“Depression is not just having a bad day,” says psychiatrist Marie Hobart. It is really a serious medical illness that can be very debilitating and even life threatening. It really takes the life out of life.”
With that description, Marie Hobart, M.D. begins a discussion about the medical illness of depression on the February edition of Physician Focus with the Massachusetts Medical Society. Dr. Hobart, who is the chief medical officer of Community Healthlink, a part of UMass Memorial Health Care that provides psychiatric, mental health, and substance abuse services for families and individual patients in Central Massachusetts, joins program host John Fromson, M.D., a fellow psychiatrist and associate director of graduate medical education at Massachusetts General Hospital, in lifting some of the mystery surrounding this often-stigmatizing illness.
Dr. Hobart characterizes depression as a prolonged period of feeling extremely sad and irritable, affecting a person’s ability to enjoy the things he or she normally enjoys and making it difficult to function in one’s normal role, whether it be at work, at school, or at home. Among other symptoms are pronounced changes in sleep, appetite, and energy; and feelings of guilt, hopelessness, or suicide.
She cites a number of factors that contribute to the condition, including the experiences of major losses, such as the death of a loved one or the loss of a job or home. Genetic and environmental factors, along with a family history of the condition, can also raise a person’s predisposition to depression, and other chronic medical conditions, such as heart disease, diabetes, chronic pain, cancer or other life-threatening illnesses, can increase the risk of depression for patients as well.
“The condition impacts one’s ability to socialize, to work, and to carry out the normal activities of life; it can be remarkably impairing,” says Dr. Hobart, who is also a clinical associate professor of psychiatry at the University of Massachusetts Medical School.
Depression can also lead to physical problems, she says, such as alcohol or drug abuse, deterioration of eating and sleeping habits, and nonspecific aches and pains like stomach aches or headaches.
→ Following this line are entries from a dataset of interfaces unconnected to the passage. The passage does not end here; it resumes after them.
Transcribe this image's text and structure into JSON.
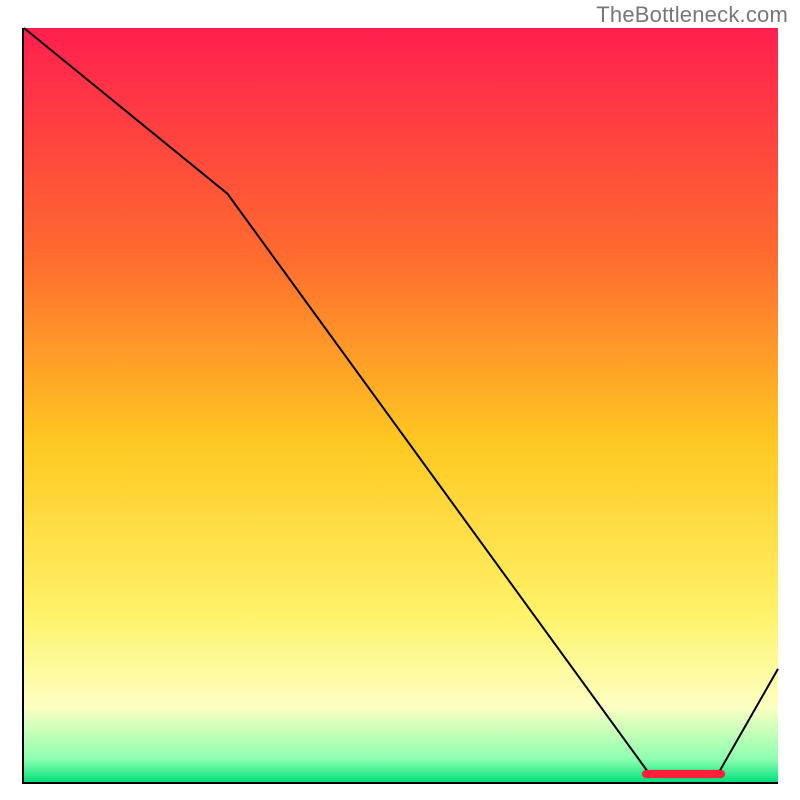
{
  "watermark": "TheBottleneck.com",
  "chart_data": {
    "type": "line",
    "title": "",
    "xlabel": "",
    "ylabel": "",
    "xlim": [
      0,
      100
    ],
    "ylim": [
      0,
      100
    ],
    "series": [
      {
        "name": "curve",
        "x": [
          0,
          27,
          83,
          92,
          100
        ],
        "values": [
          100,
          78,
          1,
          1,
          15
        ]
      }
    ],
    "gradient_stops": [
      {
        "pct": 0,
        "color": "#ff1f4f"
      },
      {
        "pct": 30,
        "color": "#ff6a2f"
      },
      {
        "pct": 55,
        "color": "#ffc821"
      },
      {
        "pct": 78,
        "color": "#fff36a"
      },
      {
        "pct": 90,
        "color": "#fdffc3"
      },
      {
        "pct": 97,
        "color": "#8cffb0"
      },
      {
        "pct": 100,
        "color": "#00e07a"
      }
    ],
    "marker": {
      "x_start": 82,
      "x_end": 93,
      "y": 1,
      "color": "#ff1f3a"
    }
  }
}
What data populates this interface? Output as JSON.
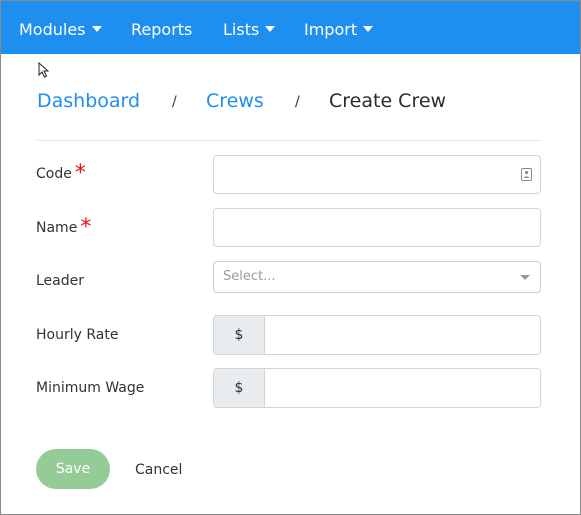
{
  "nav": {
    "modules": "Modules",
    "reports": "Reports",
    "lists": "Lists",
    "import": "Import"
  },
  "breadcrumb": {
    "dashboard": "Dashboard",
    "separator": "/",
    "crews": "Crews",
    "current": "Create Crew"
  },
  "form": {
    "code": {
      "label": "Code",
      "required_mark": "*",
      "value": ""
    },
    "name": {
      "label": "Name",
      "required_mark": "*",
      "value": ""
    },
    "leader": {
      "label": "Leader",
      "placeholder": "Select..."
    },
    "hourly_rate": {
      "label": "Hourly Rate",
      "currency": "$",
      "value": ""
    },
    "minimum_wage": {
      "label": "Minimum Wage",
      "currency": "$",
      "value": ""
    }
  },
  "actions": {
    "save": "Save",
    "cancel": "Cancel"
  },
  "icons": {
    "nav_dropdown": "caret-down-icon",
    "code_field": "contact-card-icon",
    "leader_dropdown": "caret-down-icon",
    "pointer": "mouse-pointer-icon"
  },
  "colors": {
    "navbar": "#1e8fee",
    "link": "#1e8fee",
    "required": "#e8121b",
    "save_button": "#94cb96",
    "addon_bg": "#e9ecef"
  }
}
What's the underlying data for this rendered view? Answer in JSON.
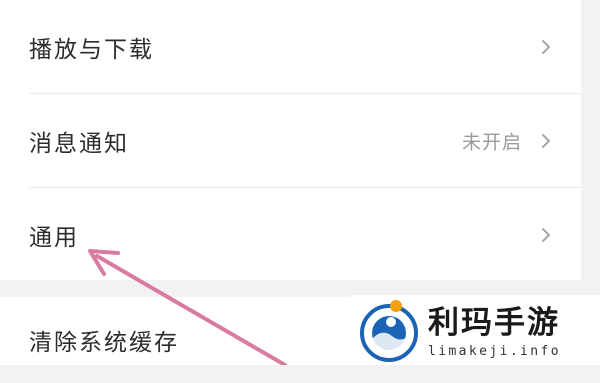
{
  "settings": {
    "rows": [
      {
        "label": "播放与下载",
        "value": ""
      },
      {
        "label": "消息通知",
        "value": "未开启"
      },
      {
        "label": "通用",
        "value": ""
      },
      {
        "label": "清除系统缓存",
        "value": ""
      }
    ]
  },
  "watermark": {
    "title": "利玛手游",
    "url": "limakeji.info"
  },
  "colors": {
    "page_background": "#f2f2f2",
    "row_background": "#ffffff",
    "label_text": "#2c2c2c",
    "secondary_text": "#9a9a9a",
    "annotation_arrow": "#d97aa0",
    "logo_blue": "#1b63b5",
    "logo_orange": "#f2a012"
  },
  "icons": {
    "row_chevron": "chevron-right-icon",
    "annotation": "arrow-annotation-icon",
    "watermark_logo": "watermark-logo-icon"
  }
}
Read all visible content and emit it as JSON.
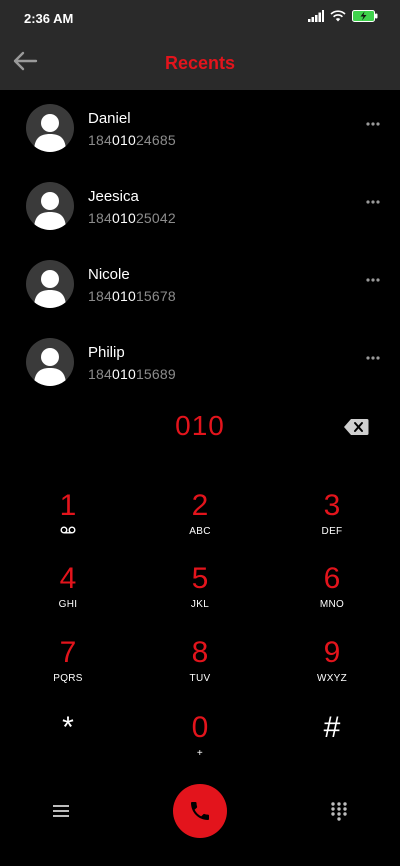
{
  "status_bar": {
    "time": "2:36 AM"
  },
  "header": {
    "title": "Recents"
  },
  "contacts": [
    {
      "name": "Daniel",
      "number_prefix": "184",
      "number_match": "010",
      "number_suffix": "24685"
    },
    {
      "name": "Jeesica",
      "number_prefix": "184",
      "number_match": "010",
      "number_suffix": "25042"
    },
    {
      "name": "Nicole",
      "number_prefix": "184",
      "number_match": "010",
      "number_suffix": "15678"
    },
    {
      "name": "Philip",
      "number_prefix": "184",
      "number_match": "010",
      "number_suffix": "15689"
    }
  ],
  "dial_input": {
    "value": "010"
  },
  "keypad": [
    {
      "digit": "1",
      "letters": "",
      "icon": "voicemail-icon"
    },
    {
      "digit": "2",
      "letters": "ABC"
    },
    {
      "digit": "3",
      "letters": "DEF"
    },
    {
      "digit": "4",
      "letters": "GHI"
    },
    {
      "digit": "5",
      "letters": "JKL"
    },
    {
      "digit": "6",
      "letters": "MNO"
    },
    {
      "digit": "7",
      "letters": "PQRS"
    },
    {
      "digit": "8",
      "letters": "TUV"
    },
    {
      "digit": "9",
      "letters": "WXYZ"
    },
    {
      "digit": "*",
      "letters": ""
    },
    {
      "digit": "0",
      "letters": "+"
    },
    {
      "digit": "#",
      "letters": ""
    }
  ],
  "colors": {
    "accent": "#e3141c",
    "background": "#000000",
    "bar": "#2a2a2a",
    "muted_text": "#8c8c8c"
  }
}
And it can disrupt family and personal relationships.
It’s a condition that knows no age boundaries; it can affect any age group, from children to seniors. While it becomes more common as people get older, Dr. Hobart is quick to point out that “depression is not a normal part of aging.”
Recognizing the signs of depression is the first step to treating the condition, she says, and various therapies are available, including counseling and medication.
But on a positive note, and reflecting the growing idea in medicine that ‘what’s good for the body is good for the mind,’ Dr. Hobart urges people to take preventive steps for their mental health by focusing on their physical health.
“It’s important to be proactive about your mental health,” she advises, and that includes paying attention to physical health. “Having a healthy body helps to decrease your anxiety level and your risk of depression. A healthy diet and especially physical activity can have huge benefits.”
She also has a hopeful message for those with the condition: that depression need not be a lifelong condition. “Seeking treatment is very important,” she cautions, and “the good news is that depression is very treatable.”
Watch the accompanying program for the full discussion, including conversation on how depression is an illness that affects the brain, how isolation plays a dual role in the illness, how medications work on the brain, and how other treatment options such as electro convulsive therapy work as therapies for the illness.